...for opening me up to another dimension of poetry.
Yael is the editor of a poetry journal -- Almanac. She lives in Tel Aviv. She has recently persuaded me to try recording some of my poems. What a groovy experience for me! Now...whether or not I am a good reader is not the point. And I might or might not put some of my readings on a page-player.
What's important and fascinating to me (someone who has never done public or private readings) is how the lines can come to life. With characterization, with expressiveness. Sometimes the poem conceals its inner life. Sometimes certain aspects are only implicit or latent on the silent page.

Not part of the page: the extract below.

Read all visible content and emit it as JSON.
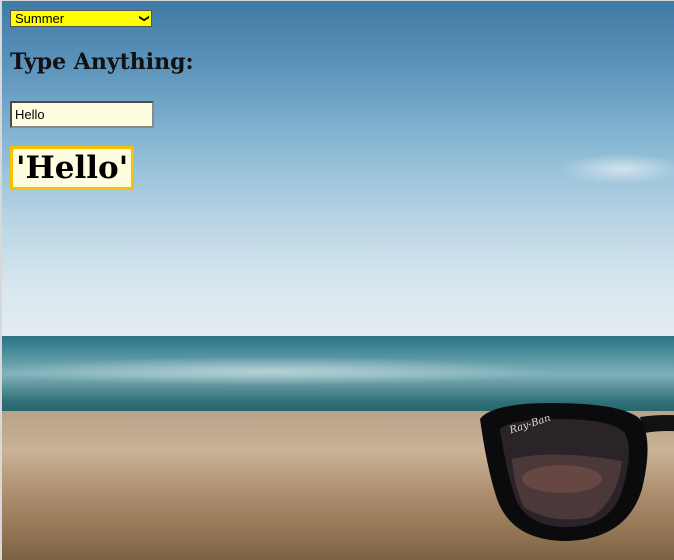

This reminds me of what the pianist Alfred Brendel said about some of Mozart's concertos. About how they lack many markings -- dynamic indications. About how the interpreter has to gauge the overall tone or context of the piece and, from that, discern when and how to provide emphases and inflections.
I've recorded three of my poems so far. Simply reading the poem on the silent page is one thing. One moves through the general tone, through the prosody, through the lines breaks. But some things, I think, are missed, or only halfway excavated. Reading the poem aloud, one breathes into it those emphases and inflections. Discovers those little places for a pause. Discovers a word here and there that can be given a certain coloration -- ironic, bemused, chagrined, enchanted.
I'm sure that most of the poets I know here are experienced public or private readers. But this is new for me, and I'm enjoying it a great deal.
Thanks so much, Yael!